Several factors account for the impact that exposure to community violence has on young adults’…
After the Boston Marathon Blasts: Growing Incidences of PTSD a Concern
On a day like all others, at a place where families and friends were gathered for the purpose of love, celebration and support – when no one expected it – two bomb blasts ripped through crowds and lives. The blasts at the Boston Marathon left three people dead and 170 plus with injuries. Some injuries were all too obvious. Others may not become evident for a few days. Experts say that a good number of those who lived through this trauma may have stress-induced problems like post traumatic stress disorder (PTSD) as a result.
Doctors in Boston reported that shards of debris and bomb particles necessitated traumatic amputations reminiscent of battlefront injuries. And just like other battlefront traumas, the Boston bombings will likely affect not only those who were physically hit, but those who watched others being injured or who responded with aid to the stricken. These horrors impact everyone at the scene, though the more direct the involvement the more likely that emotional difficulties will arise.
Those at the scene and those treating the wounded describe the explosions by comparing them to improvised explosive devices (IEDs) like those used to slow down combat forces in Iraq and Afghanistan. The similarities between a family-lined street in Boston and the fields of war seem to be almost surreal for those who were there that day.

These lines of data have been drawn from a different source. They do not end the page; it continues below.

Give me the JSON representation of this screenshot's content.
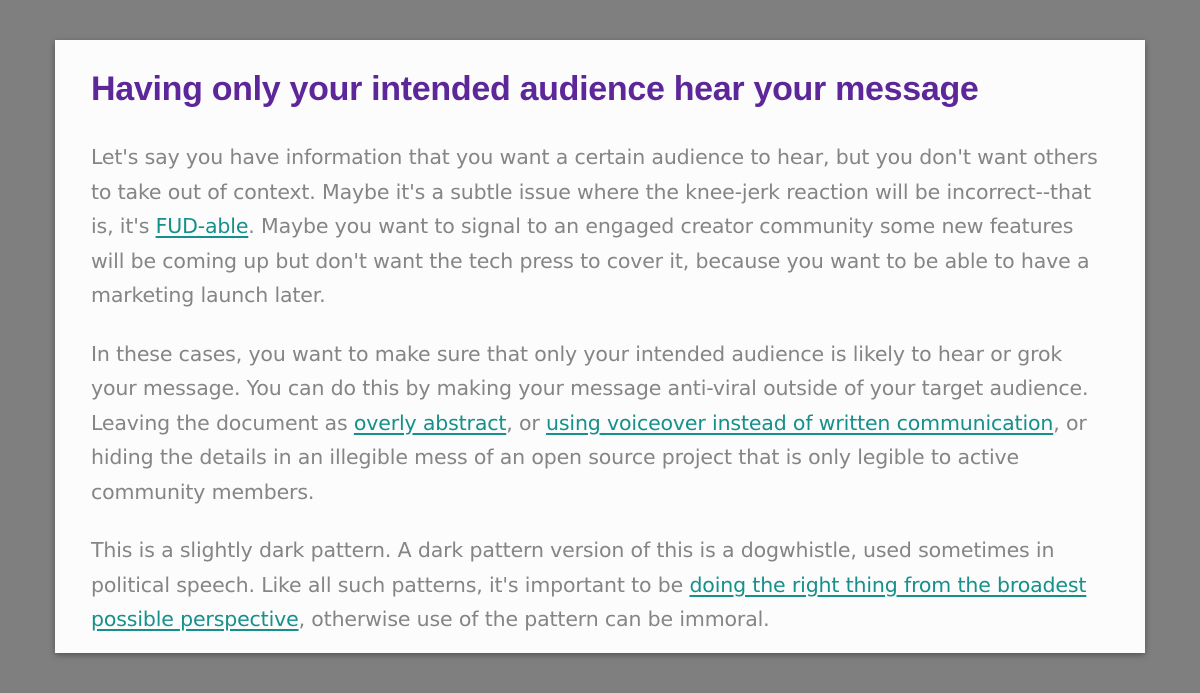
{
  "article": {
    "title": "Having only your intended audience hear your message",
    "paragraphs": [
      {
        "t1": "Let's say you have information that you want a certain audience to hear, but you don't want others to take out of context. Maybe it's a subtle issue where the knee-jerk reaction will be incorrect--that is, it's ",
        "link1": "FUD-able",
        "t2": ". Maybe you want to signal to an engaged creator community some new features will be coming up but don't want the tech press to cover it, because you want to be able to have a marketing launch later."
      },
      {
        "t1": "In these cases, you want to make sure that only your intended audience is likely to hear or grok your message. You can do this by making your message anti-viral outside of your target audience. Leaving the document as ",
        "link1": "overly abstract",
        "t2": ", or ",
        "link2": "using voiceover instead of written communication",
        "t3": ", or hiding the details in an illegible mess of an open source project that is only legible to active community members."
      },
      {
        "t1": "This is a slightly dark pattern. A dark pattern version of this is a dogwhistle, used sometimes in political speech. Like all such patterns, it's important to be ",
        "link1": "doing the right thing from the broadest possible perspective",
        "t2": ", otherwise use of the pattern can be immoral."
      }
    ]
  },
  "colors": {
    "background": "#7f7f7f",
    "card": "#fcfcfc",
    "title": "#5d2699",
    "body_text": "#858585",
    "link": "#15908a"
  }
}
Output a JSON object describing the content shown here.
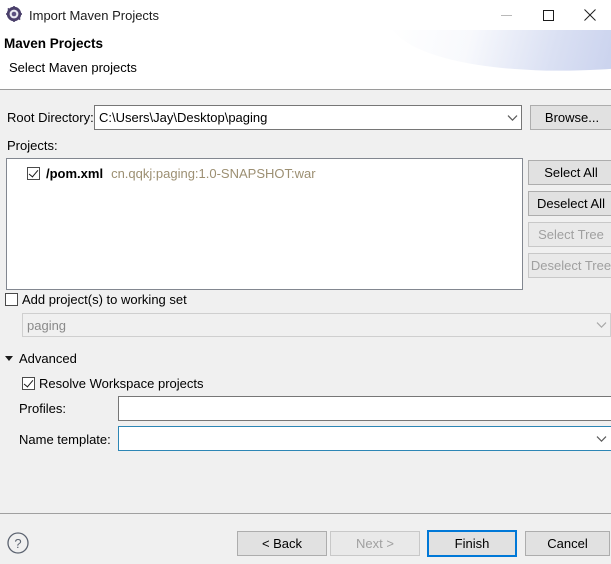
{
  "window": {
    "title": "Import Maven Projects",
    "icon": "maven-gear-icon",
    "controls": {
      "minimize": "minimize-icon",
      "maximize": "maximize-icon",
      "close": "close-icon"
    }
  },
  "header": {
    "title": "Maven Projects",
    "subtitle": "Select Maven projects"
  },
  "root_directory": {
    "label": "Root Directory:",
    "value": "C:\\Users\\Jay\\Desktop\\paging",
    "browse_label": "Browse..."
  },
  "projects": {
    "label": "Projects:",
    "rows": [
      {
        "checked": true,
        "name": "/pom.xml",
        "coordinates": "cn.qqkj:paging:1.0-SNAPSHOT:war"
      }
    ],
    "buttons": [
      {
        "label": "Select All",
        "enabled": true
      },
      {
        "label": "Deselect All",
        "enabled": true
      },
      {
        "label": "Select Tree",
        "enabled": false
      },
      {
        "label": "Deselect Tree",
        "enabled": false
      }
    ]
  },
  "working_set": {
    "checkbox_label": "Add project(s) to working set",
    "checked": false,
    "value": "paging",
    "enabled": false
  },
  "advanced": {
    "label": "Advanced",
    "expanded": true,
    "resolve_label": "Resolve Workspace projects",
    "resolve_checked": true,
    "profiles_label": "Profiles:",
    "profiles_value": "",
    "name_template_label": "Name template:",
    "name_template_value": ""
  },
  "footer": {
    "help": "help-icon",
    "buttons": [
      {
        "label": "< Back",
        "enabled": true,
        "default": false
      },
      {
        "label": "Next >",
        "enabled": false,
        "default": false
      },
      {
        "label": "Finish",
        "enabled": true,
        "default": true
      },
      {
        "label": "Cancel",
        "enabled": true,
        "default": false
      }
    ]
  },
  "colors": {
    "accent": "#0078d7",
    "coordinate_text": "#9c8f72",
    "dialog_bg": "#f0f0f0",
    "focus_border": "#2d86b5"
  }
}
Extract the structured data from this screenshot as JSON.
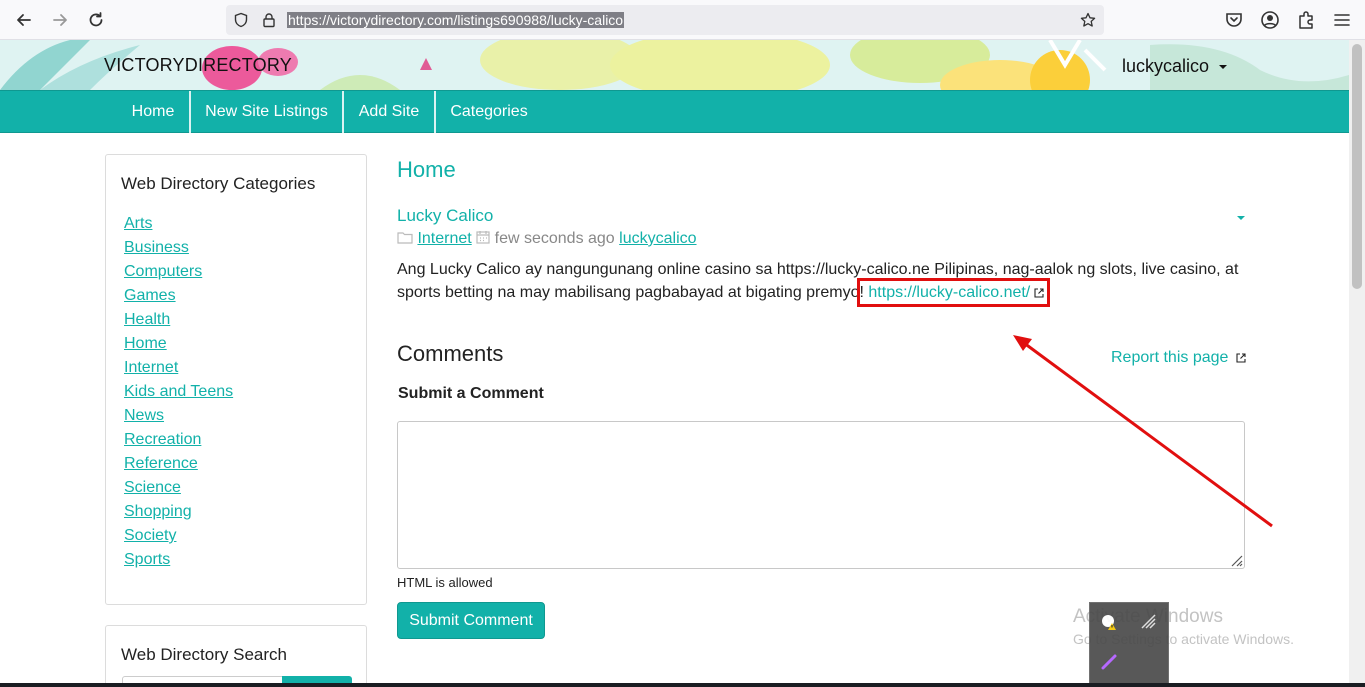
{
  "browser": {
    "url": "https://victorydirectory.com/listings690988/lucky-calico",
    "icons": [
      "back-arrow-icon",
      "forward-arrow-icon",
      "reload-icon",
      "shield-icon",
      "lock-icon",
      "star-icon",
      "pocket-icon",
      "account-icon",
      "extensions-icon",
      "menu-icon"
    ]
  },
  "header": {
    "brand": "VICTORYDIRECTORY",
    "username": "luckycalico"
  },
  "nav": {
    "items": [
      "Home",
      "New Site Listings",
      "Add Site",
      "Categories"
    ]
  },
  "sidebar": {
    "categories_title": "Web Directory Categories",
    "categories": [
      "Arts",
      "Business",
      "Computers",
      "Games",
      "Health",
      "Home",
      "Internet",
      "Kids and Teens",
      "News",
      "Recreation",
      "Reference",
      "Science",
      "Shopping",
      "Society",
      "Sports"
    ],
    "search_title": "Web Directory Search"
  },
  "main": {
    "page_title": "Home",
    "listing": {
      "title": "Lucky Calico",
      "category": "Internet",
      "time": "few seconds ago",
      "author": "luckycalico",
      "description": "Ang Lucky Calico ay nangungunang online casino sa https://lucky-calico.ne Pilipinas, nag-aalok ng slots, live casino, at sports betting na may mabilisang pagbabayad at bigating premyo!",
      "link": "https://lucky-calico.net/"
    },
    "comments": {
      "heading": "Comments",
      "report": "Report this page",
      "submit_heading": "Submit a Comment",
      "textarea_value": "",
      "html_note": "HTML is allowed",
      "submit_button": "Submit Comment"
    }
  },
  "overlay": {
    "activate_title": "Activate Windows",
    "activate_sub": "Go to Settings to activate Windows.",
    "annotation_color": "#e10f0f"
  },
  "colors": {
    "accent": "#12b1a9",
    "annotation": "#e10f0f"
  }
}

Experts say that such feelings are common for those with Acute Stress Disorder, sometimes an initial phase of PTSD.
If Acute Stress Disorder persists for more than 30 days and if there is a sufficient number of symptoms, then the diagnosis changes to PTSD. At first, a person with PTSD may experience insomnia. When they can sleep, nightmares about the trauma may haunt them. A person with PTSD may develop a feeling of discomfort in large groups. For those in Boston on that day, being in a crowd could trigger memories of the event and so avoidance of them could seem like a natural response. But people with PTSD become increasingly isolated and easily startled.
Those with experience treating patients with PTSD say that as many as 20 percent of those involved in the Boston bombings may go on to develop PTSD. The fact that the event was man-caused makes it more likely that the trauma will trouble survivors. Traumas caused by people are more impactful than the traumas experienced because of natural disasters.
Because what people need most is help in processing this horror, distress hotlines have been set up in the Boston area. Right away psychologists, psychiatrists and counselors were made available at hospitals, emergency sites and houses of worship. The person with PTSD is ready to do anything possible to avoid intrusive memories, but most agree that talking through what happened and the feelings that result can help to lower the risk of PTSD taking hold. The most valuable resources for that kind of sharing are family and community members.